|Today at Lane Tech|
I assumed that the outrageous banning of the graphic novel Persepolis was the move of some misguided middle-level bureaucrat. But by this afternoon, CEO Byrd-Bennett had not only taken credit for the banning, she had doubled-down by declaring the book to be inappropriate for seventh-graders "because it contains "graphic language and images."
And here I always thought that graphic language and images were the mark of great literature -- especially of a graphic novel. I also thought that it was the job of teachers to guide their students towards developmentally-appropriate reading. Do we really need the schools CEO to decide for teachers which books to ban?
An award-winning work, Persepolis has been translated into more than 40 languages. It was published in the United States as two volumes in 2003 and 2004 and later as a single volume. It was chosen by the Young Adult Library Association as one of its recommended titles and named as one of “100 Best Books of the Decade” by the Times of London.
Lane Tech students and teachers are having none of it. Today, lots of them poured out onto the rain-soaked streets after school to demand an end to book banning. One student told me that she was quite able to decide for herself which books to read and what to think of them. A Lane teacher called the banning ridiculous and told me that he had assigned the book to his students two years ago. The principal of another school told me that she was ordering 10 copies of Persepolis for her school library.

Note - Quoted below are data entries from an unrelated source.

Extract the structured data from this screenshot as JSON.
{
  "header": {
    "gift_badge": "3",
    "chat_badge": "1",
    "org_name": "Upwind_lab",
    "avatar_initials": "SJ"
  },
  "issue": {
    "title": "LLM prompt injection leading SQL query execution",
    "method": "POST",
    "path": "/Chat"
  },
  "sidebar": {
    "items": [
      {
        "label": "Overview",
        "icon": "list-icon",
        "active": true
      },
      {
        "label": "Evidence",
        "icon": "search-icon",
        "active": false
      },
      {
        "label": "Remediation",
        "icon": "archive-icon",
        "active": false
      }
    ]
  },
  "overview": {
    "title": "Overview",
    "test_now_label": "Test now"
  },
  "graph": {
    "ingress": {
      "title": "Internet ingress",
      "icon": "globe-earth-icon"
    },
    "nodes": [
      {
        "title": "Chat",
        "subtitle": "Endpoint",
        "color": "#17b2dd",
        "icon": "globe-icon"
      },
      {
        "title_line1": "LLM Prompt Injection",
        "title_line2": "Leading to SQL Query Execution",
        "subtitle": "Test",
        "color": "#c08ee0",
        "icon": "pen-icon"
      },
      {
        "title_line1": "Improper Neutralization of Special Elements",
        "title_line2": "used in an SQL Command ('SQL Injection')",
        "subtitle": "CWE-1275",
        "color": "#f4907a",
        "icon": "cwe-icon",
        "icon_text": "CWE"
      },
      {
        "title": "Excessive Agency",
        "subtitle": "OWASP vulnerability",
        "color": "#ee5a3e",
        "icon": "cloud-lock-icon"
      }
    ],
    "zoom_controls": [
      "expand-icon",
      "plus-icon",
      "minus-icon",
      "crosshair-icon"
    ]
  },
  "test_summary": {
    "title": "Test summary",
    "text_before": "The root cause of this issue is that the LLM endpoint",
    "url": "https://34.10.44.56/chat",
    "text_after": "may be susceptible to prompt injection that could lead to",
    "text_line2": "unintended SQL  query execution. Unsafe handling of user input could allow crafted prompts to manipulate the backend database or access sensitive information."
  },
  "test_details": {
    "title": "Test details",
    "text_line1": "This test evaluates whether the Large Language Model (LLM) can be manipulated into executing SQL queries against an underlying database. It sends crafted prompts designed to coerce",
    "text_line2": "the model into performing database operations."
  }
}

As is usually the case, book banning soon turns into its opposite. The publishers of Persepolis must be grinning from ear to ear today after hearing the news from Chicago. Please ban more of our books, I can almost hear them appealing to CPS 'crats. As for Rahm, BBB & Co., I can't imagine this going well for them. Can you?